- Searching – This person is unpleasantly restless, thinking about doing some other activity. A client is more likely to feel this way before a training session. This could trigger them to cancel a session or delay exercising on their own.
Fix: Encourage them to set alarms, have exercise clothes laid out, and mark exercise sessions on their calendar. A friendly reminder that you are looking forward to your session couldn’t hurt either!
- Reactant – These clients have a strong desire to escape their boring situation and those responsible for it, evoking negative feelings.
Fix: Encourage these clients to do some mindfulness exercises or breath work to reduce their negative emotions in their own time. Monitor their moods during your sessions and tune in if he or she seems irritable. Keep routines and exercises fresh, and find fun ways to keep your client engaged.
- Apathetic – Apathetic clients may appear to have feelings of helplessness or depression and a lack of positive emotions.

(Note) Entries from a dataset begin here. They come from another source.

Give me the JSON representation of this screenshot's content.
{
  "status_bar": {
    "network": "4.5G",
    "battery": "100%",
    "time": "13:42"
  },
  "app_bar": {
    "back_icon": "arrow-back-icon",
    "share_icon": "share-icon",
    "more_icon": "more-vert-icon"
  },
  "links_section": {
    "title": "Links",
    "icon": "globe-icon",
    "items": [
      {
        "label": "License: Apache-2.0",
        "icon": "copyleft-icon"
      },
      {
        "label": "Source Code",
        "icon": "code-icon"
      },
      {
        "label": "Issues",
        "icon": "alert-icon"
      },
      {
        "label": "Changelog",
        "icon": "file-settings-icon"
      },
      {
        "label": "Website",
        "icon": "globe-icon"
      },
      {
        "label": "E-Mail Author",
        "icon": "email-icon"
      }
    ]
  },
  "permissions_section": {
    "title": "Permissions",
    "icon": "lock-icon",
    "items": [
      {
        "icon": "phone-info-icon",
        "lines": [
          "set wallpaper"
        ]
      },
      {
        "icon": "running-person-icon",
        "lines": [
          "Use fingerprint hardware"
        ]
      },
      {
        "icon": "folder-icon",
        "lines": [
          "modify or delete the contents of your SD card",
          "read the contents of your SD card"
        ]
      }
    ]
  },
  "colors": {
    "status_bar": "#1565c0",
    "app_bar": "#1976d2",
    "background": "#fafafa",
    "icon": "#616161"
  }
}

Fix: Make a point to keep every session exciting and novel and to encourage the client to express feelings of gratitude. If your client expresses that they are depressed, encourage them to see a mental health professional.
The Anxious or Stressed Client
Anxiety disorders are the most common mental illness in the U.S. and even if your client doesn’t have a diagnosed anxiety disorder, everyone can experience anxiety and negative stress. Anxiety activates the body’s sympathetic nervous system, so before a body is doing physical activity, the brain is telling the body that it is under stress. For this reason, exercise is very helpful for most people experiencing anxiety because it helps them to break the loop of anxiety in their brain that’s telling the body there is a threat, giving the body an outlet for the anxious energy.
Try these cognitive techniques:
- Gain Understanding – Help your client understand why exercise is an effective way to reduce anxiety and encourage them to assess their feelings before and after exercise.
- Build Confidence – Create opportunities for mastery experience. If your client feels confident about activities throughout their training sessions, this can help limit their anxiety about something that’s hard.
- Communicate Explicitly – When you begin a session it may be helpful to some anxious clients to explain what they will be doing today and that you’re going to walk alongside them through the whole thing. This can reduce their anxiety about the unknown.
The Excited or Hyperactive Client
Excited clients are some of our favorites because they are fun. Excitement is fun, but much like anxiety, excitement triggers physiological responses that can be taxing. Though these clients can be fun, they can be more likely to get distracted, have a low attention span, or may be less likely to remember instructions. Try these techniques:
- Create Structure – Create elements of structure in training sessions by doing things like following a warm-up, workout, and/or cool-down routine that’s similar during each session. Create a start and end time and use alarms as needed.
- Limit Distractions – If possible, train with these clients during less busy hours at gyms and health clubs, or preferably in a private space.
- Planning – Encourage these clients to schedule exercise on their calendars and set alarms so that if they are distracted or forgetful, they have a helpful reminder.
- Written Instructions – If your client is doing a training program at home or on their own, written instructions will be helpful if they become forgetful or distracted. Tools like Workout Labs are very helpful.
Teaching clients some of these cognitive techniques can help them become more successful in adhering to and enjoying a training program and ultimately find a better balance in their day to day life. Remember, as a personal trainer, it is not within your scope to provide mental health advice or counseling, but you can implement techniques like these. If your client needs mental health counseling, encourage them to see a mental health professional.